Exercise requirements - Write every line of the following listing exactly as it reads.

(Data shown begins)

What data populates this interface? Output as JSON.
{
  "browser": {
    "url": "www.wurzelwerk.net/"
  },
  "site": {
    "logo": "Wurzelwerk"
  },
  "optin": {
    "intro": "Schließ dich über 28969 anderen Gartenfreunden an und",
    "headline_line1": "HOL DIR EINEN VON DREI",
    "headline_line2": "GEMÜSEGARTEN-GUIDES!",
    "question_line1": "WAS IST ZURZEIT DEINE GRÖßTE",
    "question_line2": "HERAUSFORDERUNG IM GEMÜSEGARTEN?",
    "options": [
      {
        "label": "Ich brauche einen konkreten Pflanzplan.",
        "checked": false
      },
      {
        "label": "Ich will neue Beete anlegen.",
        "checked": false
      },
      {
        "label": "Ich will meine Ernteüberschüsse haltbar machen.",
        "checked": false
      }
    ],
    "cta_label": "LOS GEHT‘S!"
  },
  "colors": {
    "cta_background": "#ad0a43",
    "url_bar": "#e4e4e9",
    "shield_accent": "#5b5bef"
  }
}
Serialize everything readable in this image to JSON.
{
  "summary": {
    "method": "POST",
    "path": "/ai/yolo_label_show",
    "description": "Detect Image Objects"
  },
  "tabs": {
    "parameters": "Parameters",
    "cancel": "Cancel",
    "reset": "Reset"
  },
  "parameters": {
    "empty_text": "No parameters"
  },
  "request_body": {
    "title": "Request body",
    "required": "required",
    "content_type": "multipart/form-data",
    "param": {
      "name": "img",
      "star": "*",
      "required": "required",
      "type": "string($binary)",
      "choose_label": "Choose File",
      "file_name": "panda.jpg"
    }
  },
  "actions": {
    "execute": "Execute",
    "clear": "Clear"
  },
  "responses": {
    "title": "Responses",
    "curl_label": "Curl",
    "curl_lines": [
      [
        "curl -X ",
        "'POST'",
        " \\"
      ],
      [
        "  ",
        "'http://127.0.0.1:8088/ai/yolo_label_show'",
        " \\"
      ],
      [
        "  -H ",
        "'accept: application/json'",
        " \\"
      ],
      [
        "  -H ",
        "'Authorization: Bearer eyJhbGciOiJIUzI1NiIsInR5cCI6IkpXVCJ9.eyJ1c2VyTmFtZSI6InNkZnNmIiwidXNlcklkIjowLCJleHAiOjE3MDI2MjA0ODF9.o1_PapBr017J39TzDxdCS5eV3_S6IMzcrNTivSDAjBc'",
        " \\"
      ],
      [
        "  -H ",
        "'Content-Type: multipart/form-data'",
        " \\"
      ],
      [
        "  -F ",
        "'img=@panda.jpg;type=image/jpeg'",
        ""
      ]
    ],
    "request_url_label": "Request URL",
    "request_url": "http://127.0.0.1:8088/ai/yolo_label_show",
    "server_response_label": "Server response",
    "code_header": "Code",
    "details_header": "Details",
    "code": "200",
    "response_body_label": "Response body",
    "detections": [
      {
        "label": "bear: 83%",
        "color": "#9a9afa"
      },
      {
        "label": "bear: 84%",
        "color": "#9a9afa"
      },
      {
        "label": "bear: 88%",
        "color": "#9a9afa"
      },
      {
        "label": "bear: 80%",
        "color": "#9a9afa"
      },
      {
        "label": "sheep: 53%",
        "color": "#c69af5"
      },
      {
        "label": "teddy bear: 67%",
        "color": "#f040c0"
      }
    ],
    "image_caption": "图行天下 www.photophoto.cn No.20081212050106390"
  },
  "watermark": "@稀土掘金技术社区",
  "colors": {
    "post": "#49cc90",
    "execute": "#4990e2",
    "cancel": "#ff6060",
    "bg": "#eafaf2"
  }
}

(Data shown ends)

Final answer -
What data populates this interface? Output as JSON.
{
  "browser": {
    "url": "www.wurzelwerk.net/"
  },
  "site": {
    "logo": "Wurzelwerk"
  },
  "optin": {
    "intro": "Schließ dich über 28969 anderen Gartenfreunden an und",
    "headline_line1": "HOL DIR EINEN VON DREI",
    "headline_line2": "GEMÜSEGARTEN-GUIDES!",
    "question_line1": "WAS IST ZURZEIT DEINE GRÖßTE",
    "question_line2": "HERAUSFORDERUNG IM GEMÜSEGARTEN?",
    "options": [
      {
        "label": "Ich brauche einen konkreten Pflanzplan.",
        "checked": false
      },
      {
        "label": "Ich will neue Beete anlegen.",
        "checked": false
      },
      {
        "label": "Ich will meine Ernteüberschüsse haltbar machen.",
        "checked": false
      }
    ],
    "cta_label": "LOS GEHT‘S!"
  },
  "colors": {
    "cta_background": "#ad0a43",
    "url_bar": "#e4e4e9",
    "shield_accent": "#5b5bef"
  }
}
Serialize everything readable in this image to JSON.
{
  "summary": {
    "method": "POST",
    "path": "/ai/yolo_label_show",
    "description": "Detect Image Objects"
  },
  "tabs": {
    "parameters": "Parameters",
    "cancel": "Cancel",
    "reset": "Reset"
  },
  "parameters": {
    "empty_text": "No parameters"
  },
  "request_body": {
    "title": "Request body",
    "required": "required",
    "content_type": "multipart/form-data",
    "param": {
      "name": "img",
      "star": "*",
      "required": "required",
      "type": "string($binary)",
      "choose_label": "Choose File",
      "file_name": "panda.jpg"
    }
  },
  "actions": {
    "execute": "Execute",
    "clear": "Clear"
  },
  "responses": {
    "title": "Responses",
    "curl_label": "Curl",
    "curl_lines": [
      [
        "curl -X ",
        "'POST'",
        " \\"
      ],
      [
        "  ",
        "'http://127.0.0.1:8088/ai/yolo_label_show'",
        " \\"
      ],
      [
        "  -H ",
        "'accept: application/json'",
        " \\"
      ],
      [
        "  -H ",
        "'Authorization: Bearer eyJhbGciOiJIUzI1NiIsInR5cCI6IkpXVCJ9.eyJ1c2VyTmFtZSI6InNkZnNmIiwidXNlcklkIjowLCJleHAiOjE3MDI2MjA0ODF9.o1_PapBr017J39TzDxdCS5eV3_S6IMzcrNTivSDAjBc'",
        " \\"
      ],
      [
        "  -H ",
        "'Content-Type: multipart/form-data'",
        " \\"
      ],
      [
        "  -F ",
        "'img=@panda.jpg;type=image/jpeg'",
        ""
      ]
    ],
    "request_url_label": "Request URL",
    "request_url": "http://127.0.0.1:8088/ai/yolo_label_show",
    "server_response_label": "Server response",
    "code_header": "Code",
    "details_header": "Details",
    "code": "200",
    "response_body_label": "Response body",
    "detections": [
      {
        "label": "bear: 83%",
        "color": "#9a9afa"
      },
      {
        "label": "bear: 84%",
        "color": "#9a9afa"
      },
      {
        "label": "bear: 88%",
        "color": "#9a9afa"
      },
      {
        "label": "bear: 80%",
        "color": "#9a9afa"
      },
      {
        "label": "sheep: 53%",
        "color": "#c69af5"
      },
      {
        "label": "teddy bear: 67%",
        "color": "#f040c0"
      }
    ],
    "image_caption": "图行天下 www.photophoto.cn No.20081212050106390"
  },
  "watermark": "@稀土掘金技术社区",
  "colors": {
    "post": "#49cc90",
    "execute": "#4990e2",
    "cancel": "#ff6060",
    "bg": "#eafaf2"
  }
}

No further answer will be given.